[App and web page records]
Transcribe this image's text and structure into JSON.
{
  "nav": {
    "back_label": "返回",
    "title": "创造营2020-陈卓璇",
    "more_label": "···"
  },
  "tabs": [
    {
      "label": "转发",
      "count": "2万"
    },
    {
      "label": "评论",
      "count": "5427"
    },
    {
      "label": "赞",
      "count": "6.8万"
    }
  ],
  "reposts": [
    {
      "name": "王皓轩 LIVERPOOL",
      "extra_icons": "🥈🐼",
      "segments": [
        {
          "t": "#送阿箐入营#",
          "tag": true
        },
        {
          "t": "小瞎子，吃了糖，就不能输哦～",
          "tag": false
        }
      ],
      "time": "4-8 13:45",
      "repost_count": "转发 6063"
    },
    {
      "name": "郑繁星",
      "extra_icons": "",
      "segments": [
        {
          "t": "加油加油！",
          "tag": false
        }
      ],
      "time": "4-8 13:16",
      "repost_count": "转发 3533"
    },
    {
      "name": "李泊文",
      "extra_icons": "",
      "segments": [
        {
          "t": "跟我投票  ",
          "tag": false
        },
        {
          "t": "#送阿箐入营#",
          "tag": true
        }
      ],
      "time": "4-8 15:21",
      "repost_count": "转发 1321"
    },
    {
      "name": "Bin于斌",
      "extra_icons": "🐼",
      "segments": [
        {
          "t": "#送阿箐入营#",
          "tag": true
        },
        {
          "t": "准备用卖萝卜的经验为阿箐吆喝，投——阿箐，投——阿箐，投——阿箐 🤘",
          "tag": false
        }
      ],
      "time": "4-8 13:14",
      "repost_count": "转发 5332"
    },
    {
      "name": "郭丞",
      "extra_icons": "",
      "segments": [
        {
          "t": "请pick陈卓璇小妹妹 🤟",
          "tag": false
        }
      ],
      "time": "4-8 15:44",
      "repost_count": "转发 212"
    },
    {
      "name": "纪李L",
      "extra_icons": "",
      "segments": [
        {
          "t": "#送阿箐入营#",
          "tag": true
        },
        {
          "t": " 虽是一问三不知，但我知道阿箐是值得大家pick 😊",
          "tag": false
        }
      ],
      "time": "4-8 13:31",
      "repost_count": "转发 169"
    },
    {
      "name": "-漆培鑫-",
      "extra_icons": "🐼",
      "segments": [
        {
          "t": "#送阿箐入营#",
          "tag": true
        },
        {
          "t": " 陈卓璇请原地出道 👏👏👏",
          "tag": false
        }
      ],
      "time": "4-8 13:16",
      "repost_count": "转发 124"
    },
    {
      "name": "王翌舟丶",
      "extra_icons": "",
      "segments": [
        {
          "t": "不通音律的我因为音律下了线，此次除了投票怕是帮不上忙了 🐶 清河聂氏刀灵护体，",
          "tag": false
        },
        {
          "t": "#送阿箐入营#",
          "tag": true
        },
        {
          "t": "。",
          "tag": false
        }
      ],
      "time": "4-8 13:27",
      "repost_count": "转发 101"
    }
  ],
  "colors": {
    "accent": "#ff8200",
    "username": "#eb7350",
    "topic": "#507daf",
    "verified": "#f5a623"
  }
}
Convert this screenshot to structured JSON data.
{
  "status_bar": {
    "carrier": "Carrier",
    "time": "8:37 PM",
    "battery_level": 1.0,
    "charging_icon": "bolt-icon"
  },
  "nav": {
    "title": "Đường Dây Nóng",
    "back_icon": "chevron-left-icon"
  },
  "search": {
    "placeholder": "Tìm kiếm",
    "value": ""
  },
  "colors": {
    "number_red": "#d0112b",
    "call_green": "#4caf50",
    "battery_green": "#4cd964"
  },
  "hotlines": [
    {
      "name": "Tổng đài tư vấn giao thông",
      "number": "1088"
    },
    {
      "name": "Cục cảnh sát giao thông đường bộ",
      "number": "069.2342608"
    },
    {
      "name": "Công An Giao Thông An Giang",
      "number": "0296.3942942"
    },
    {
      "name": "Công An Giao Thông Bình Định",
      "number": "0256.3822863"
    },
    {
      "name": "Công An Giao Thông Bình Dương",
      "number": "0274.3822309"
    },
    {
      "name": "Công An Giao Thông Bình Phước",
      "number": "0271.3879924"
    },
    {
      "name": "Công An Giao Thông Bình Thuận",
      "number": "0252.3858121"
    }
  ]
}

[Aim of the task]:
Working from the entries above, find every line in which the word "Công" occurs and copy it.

[Answer]:
      "name": "Công An Giao Thông An Giang",
      "name": "Công An Giao Thông Bình Định",
      "name": "Công An Giao Thông Bình Dương",
      "name": "Công An Giao Thông Bình Phước",
      "name": "Công An Giao Thông Bình Thuận",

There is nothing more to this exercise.